The sine curve represents the path of economic growth or contraction, and the horizontal lines separate expansionary periods from contractionary ones. Because historically, an economy undergoes a chronological sequence of events during a complete cycle, it?s possible to identify turning points for various financial and economic indicators as well as bonds, stocks, and commodities. Figure 1 shows the idealized periods for the three financial markets; bonds, stocks, and commodities. The financial market sequence usually develops without fail, even when the growth path reverses from above zero as it did in the 1960?s, 1980?s and 1990?s. The major difference between these ?growth recessions? and actual economic contractions is that there is usually less volatility within the three markets. (These topics are discussed at great length in, The Investor?s Guide to Active Asset Allocation.)
I have taken this concept a step farther by breaking the three cycles into six definable stages since the three markets each have two turning points.

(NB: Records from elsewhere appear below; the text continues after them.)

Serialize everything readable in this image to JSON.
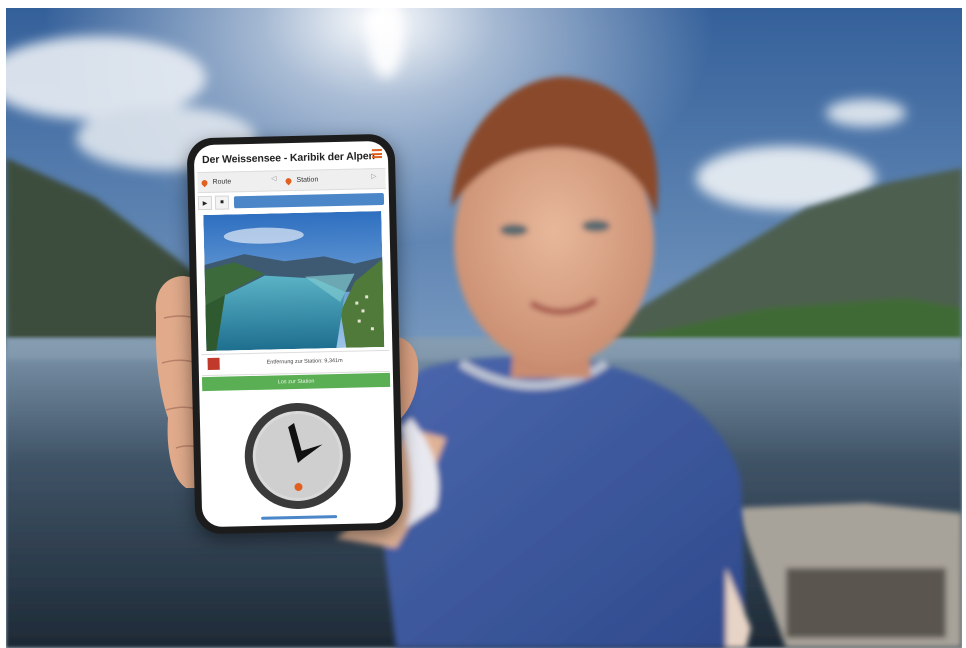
{
  "app": {
    "title": "Der Weissensee - Karibik der Alpen"
  },
  "tabs": [
    {
      "label": "Route",
      "icon": "map-pin-icon"
    },
    {
      "label": "Station",
      "icon": "map-pin-icon"
    }
  ],
  "player": {
    "play_icon": "play-icon",
    "stop_icon": "stop-icon"
  },
  "distance": {
    "text": "Entfernung zur Station: 9,341m"
  },
  "navigate_button": {
    "label": "Los zur Station"
  },
  "compass": {
    "icon": "compass-icon"
  },
  "colors": {
    "accent": "#e2601f",
    "progress": "#4a86c8",
    "button_green": "#5aaf55",
    "stop_red": "#c0392b"
  }
}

The bullish stages have been flagged in Figure 1 with the rectangular boxes. Stages II-IV are bullish for stocks, but when the cycle enters Stage V, it?s time to anticipate a primary trend peak. My consensus model, or ?Barometers? are comprised of economic, monetary, and technical indicators monitoring the status of each market, and emphasize whether the background factors are bullish or bearish for a particular market
caption: Figure 2.
As with any technical indicator though, markets don?t always respond to the environment in the expected way. This is especially true for stocks, which are more susceptible to psychological mood swings than the other economically driven markets. The Stock Barometer went bearish in the summer of 2004 (see Chart 7). Since then, the market has rallied of course, but this is not uncommon, as stocks have often eked out a small gain during the months immediately following the bearish signals. However, as long as the Barometer remains in a bearish mode, the overall risk/reward is not favorable, as can be seen with the 1969, 1974, and 1987 periods. (The stock commodity, and bond Barometer, are updated and analyzed in our monthly newsletter, The InterMarket Review. Figure 2 shows our current location within the 6 stages as of the June InterMarket Review.)
caption: Chart 7. Arrows show when the Barometer crosses 50%. See Chart 7A for more detail.
caption: Chart 7A. Arrows show Barometer buy and sell signals.
In the next section we will look at the Monetary Background behind a bear market and Key Intermarket Relationships.